Have you read the program notes to each track on Playing with Fire? If you have, you’ll know that I decided to eschew the traditional liner notes structure and instead tell stories. The stories were dictated to me by the music itself. So instead of the “why” behind the music, I’m trying to give you the “what if”. Each track to me sounds more like theme songs for make-believe characters so I tried to write a story for them. You’ll read about a fated naive songstress, 4 ambitious alter egos, a mini murder mystery and more. Download the Liner Notes and take a read to see if my characters line up with the ones that pop in your head when you hear the music. In these blogs I’ll give you a bit more of the “why” behind the music itself.
Track 1: Boss’s Nova
When I started the journey that was to become Playing with Fire, I honestly didn’t know what it was going to contain. I literally was playing the content by ear. The first piece of music that set me on my way was the catchy, hypnotic beat Rob sent me that makes up Boss’s Nova. It’s the reason this EP didn’t become some virtuoso show off piece, but instead I decided that groove would be the underlying factor, the foundation of the recording. Boss’s Nova is nothing if not a piece to groove to. The woman you hear is a popular Brazilian songstress and she’s singing the opening part of a famous tune called “Maria Moita.”

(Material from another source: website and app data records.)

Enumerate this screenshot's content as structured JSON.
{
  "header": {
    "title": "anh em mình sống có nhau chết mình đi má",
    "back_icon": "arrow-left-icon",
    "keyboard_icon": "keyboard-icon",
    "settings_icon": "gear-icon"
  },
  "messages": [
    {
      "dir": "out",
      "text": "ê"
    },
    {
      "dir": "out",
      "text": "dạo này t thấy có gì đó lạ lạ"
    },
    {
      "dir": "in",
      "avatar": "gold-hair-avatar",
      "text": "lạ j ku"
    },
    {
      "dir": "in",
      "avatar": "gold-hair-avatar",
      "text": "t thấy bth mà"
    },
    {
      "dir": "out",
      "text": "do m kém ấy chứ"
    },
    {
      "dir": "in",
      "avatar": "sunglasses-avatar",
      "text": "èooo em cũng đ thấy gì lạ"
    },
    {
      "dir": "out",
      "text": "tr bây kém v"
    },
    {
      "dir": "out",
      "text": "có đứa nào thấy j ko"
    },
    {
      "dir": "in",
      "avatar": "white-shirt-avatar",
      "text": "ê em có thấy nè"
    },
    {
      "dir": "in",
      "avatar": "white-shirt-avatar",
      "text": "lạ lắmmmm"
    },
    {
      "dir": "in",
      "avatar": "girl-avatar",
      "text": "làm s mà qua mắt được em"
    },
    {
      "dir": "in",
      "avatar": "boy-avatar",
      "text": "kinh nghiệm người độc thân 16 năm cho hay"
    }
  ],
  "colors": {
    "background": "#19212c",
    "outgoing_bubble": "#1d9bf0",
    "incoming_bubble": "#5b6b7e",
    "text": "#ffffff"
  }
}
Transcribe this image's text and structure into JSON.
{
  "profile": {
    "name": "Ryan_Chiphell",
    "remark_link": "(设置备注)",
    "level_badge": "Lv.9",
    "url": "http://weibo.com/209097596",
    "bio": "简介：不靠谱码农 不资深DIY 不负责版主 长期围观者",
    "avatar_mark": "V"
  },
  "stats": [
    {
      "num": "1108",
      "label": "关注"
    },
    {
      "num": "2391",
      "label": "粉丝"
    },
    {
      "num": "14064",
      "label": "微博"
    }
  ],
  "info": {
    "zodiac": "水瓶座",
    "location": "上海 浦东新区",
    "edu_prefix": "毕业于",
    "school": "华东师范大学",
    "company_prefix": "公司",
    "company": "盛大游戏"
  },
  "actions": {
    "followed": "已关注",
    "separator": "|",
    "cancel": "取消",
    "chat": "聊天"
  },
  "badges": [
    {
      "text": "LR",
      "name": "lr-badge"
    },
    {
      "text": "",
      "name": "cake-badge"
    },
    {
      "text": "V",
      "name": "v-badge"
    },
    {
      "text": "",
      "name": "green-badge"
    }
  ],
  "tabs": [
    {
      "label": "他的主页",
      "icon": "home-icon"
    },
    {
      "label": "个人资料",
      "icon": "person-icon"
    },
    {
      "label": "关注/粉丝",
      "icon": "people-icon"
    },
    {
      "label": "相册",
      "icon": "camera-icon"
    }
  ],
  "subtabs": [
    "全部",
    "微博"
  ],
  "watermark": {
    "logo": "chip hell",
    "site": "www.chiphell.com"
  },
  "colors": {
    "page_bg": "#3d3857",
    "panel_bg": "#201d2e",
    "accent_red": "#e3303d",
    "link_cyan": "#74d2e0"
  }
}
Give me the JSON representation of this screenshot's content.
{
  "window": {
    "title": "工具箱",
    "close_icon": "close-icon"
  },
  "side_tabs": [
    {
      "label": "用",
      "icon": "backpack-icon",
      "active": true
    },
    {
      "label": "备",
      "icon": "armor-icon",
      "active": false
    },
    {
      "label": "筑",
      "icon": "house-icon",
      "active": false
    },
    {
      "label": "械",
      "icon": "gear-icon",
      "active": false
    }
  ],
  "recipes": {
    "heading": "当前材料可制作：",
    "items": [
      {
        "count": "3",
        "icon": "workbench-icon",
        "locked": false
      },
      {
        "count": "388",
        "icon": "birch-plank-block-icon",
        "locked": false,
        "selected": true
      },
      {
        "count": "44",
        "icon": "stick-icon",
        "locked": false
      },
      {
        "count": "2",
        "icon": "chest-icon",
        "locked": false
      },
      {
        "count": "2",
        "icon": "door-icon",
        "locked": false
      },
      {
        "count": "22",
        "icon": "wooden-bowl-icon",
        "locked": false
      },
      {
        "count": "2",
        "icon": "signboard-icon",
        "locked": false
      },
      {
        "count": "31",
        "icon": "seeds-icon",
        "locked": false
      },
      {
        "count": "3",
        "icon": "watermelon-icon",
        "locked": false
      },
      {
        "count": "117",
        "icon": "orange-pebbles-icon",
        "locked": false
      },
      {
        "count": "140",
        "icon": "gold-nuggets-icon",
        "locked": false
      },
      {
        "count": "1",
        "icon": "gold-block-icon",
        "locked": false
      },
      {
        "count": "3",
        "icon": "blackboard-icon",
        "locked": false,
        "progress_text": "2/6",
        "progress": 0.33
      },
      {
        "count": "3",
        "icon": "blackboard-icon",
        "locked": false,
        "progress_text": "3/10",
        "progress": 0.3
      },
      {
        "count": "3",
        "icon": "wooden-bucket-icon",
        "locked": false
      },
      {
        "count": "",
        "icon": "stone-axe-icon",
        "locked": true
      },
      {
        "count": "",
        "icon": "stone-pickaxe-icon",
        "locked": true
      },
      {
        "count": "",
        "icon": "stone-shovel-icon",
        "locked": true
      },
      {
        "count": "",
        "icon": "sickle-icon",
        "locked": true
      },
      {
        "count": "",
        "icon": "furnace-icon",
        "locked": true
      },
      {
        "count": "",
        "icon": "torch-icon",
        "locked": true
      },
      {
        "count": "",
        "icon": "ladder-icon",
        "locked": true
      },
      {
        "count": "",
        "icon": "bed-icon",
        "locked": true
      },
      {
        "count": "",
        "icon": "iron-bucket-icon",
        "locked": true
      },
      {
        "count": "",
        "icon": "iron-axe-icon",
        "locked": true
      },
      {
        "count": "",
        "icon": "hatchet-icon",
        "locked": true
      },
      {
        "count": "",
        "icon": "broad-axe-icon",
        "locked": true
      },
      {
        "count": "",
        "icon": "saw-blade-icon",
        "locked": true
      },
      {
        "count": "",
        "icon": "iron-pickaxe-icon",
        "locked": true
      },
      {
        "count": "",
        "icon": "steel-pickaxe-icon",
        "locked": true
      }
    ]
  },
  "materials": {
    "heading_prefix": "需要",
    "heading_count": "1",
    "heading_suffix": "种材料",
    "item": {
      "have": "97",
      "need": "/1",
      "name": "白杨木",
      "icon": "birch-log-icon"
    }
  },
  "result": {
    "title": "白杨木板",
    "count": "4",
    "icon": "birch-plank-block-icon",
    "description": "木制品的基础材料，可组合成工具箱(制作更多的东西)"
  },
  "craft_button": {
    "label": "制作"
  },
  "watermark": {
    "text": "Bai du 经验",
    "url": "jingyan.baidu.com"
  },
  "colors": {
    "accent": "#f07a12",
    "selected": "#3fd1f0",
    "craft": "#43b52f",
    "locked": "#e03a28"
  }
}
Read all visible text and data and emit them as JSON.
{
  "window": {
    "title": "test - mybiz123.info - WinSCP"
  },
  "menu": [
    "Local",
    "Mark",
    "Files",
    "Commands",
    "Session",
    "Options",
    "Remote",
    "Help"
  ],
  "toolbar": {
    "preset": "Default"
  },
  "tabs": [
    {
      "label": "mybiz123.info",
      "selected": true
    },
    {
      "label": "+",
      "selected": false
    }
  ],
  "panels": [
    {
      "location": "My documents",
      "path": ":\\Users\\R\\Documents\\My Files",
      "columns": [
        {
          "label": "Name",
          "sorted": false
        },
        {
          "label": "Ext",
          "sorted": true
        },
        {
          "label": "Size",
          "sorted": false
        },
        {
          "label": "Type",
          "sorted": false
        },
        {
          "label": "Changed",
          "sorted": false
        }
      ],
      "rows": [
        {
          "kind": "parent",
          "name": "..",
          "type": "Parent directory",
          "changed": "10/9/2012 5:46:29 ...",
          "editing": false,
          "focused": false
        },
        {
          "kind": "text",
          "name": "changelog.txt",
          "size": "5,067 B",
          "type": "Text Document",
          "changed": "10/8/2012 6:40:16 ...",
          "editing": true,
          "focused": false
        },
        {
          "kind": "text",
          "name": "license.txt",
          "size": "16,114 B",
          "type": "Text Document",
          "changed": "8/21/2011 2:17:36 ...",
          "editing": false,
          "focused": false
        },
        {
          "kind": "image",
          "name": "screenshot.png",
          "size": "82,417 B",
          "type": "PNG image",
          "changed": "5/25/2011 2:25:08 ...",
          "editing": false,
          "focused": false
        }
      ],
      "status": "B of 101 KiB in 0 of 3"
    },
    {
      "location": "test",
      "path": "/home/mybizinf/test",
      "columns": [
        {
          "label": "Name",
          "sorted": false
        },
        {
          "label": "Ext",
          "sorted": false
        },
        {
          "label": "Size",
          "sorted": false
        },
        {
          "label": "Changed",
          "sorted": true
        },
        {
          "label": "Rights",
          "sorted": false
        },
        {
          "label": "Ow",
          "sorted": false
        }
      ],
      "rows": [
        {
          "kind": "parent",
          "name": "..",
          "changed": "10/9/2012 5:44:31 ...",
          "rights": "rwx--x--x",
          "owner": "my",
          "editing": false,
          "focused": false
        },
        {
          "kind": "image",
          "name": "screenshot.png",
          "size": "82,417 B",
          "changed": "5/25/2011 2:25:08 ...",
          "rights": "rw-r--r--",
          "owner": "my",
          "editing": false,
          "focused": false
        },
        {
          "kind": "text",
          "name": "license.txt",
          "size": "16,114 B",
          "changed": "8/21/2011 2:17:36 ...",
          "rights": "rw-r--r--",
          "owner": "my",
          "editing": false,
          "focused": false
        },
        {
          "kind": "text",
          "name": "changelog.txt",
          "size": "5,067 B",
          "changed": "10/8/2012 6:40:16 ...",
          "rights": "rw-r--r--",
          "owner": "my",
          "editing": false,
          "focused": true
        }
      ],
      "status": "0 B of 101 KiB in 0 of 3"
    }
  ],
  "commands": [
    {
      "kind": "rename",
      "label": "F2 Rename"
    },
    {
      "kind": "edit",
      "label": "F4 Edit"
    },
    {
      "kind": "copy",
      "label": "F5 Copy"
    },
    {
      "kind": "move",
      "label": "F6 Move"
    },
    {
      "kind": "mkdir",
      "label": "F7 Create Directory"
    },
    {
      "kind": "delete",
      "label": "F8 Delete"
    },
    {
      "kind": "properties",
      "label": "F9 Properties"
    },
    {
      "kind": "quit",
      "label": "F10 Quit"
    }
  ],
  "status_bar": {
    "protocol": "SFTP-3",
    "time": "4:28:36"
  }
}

There are two covers for the track, the first one for the free download featured Rob and I on the porch of author Ann Rice’s former home in New Orleans, each standing by our own Colonial era column. It represented our whole opposites attract vibe, we technically stand in two very different musical worlds as individual artists but together we’ve created a very unique sound. The Boss’s Nova art for the actual EP represents more the mystery of the woman in the track. We don’t know who she is, we don’t know what she’s saying and in the photo we can’t even see her full face.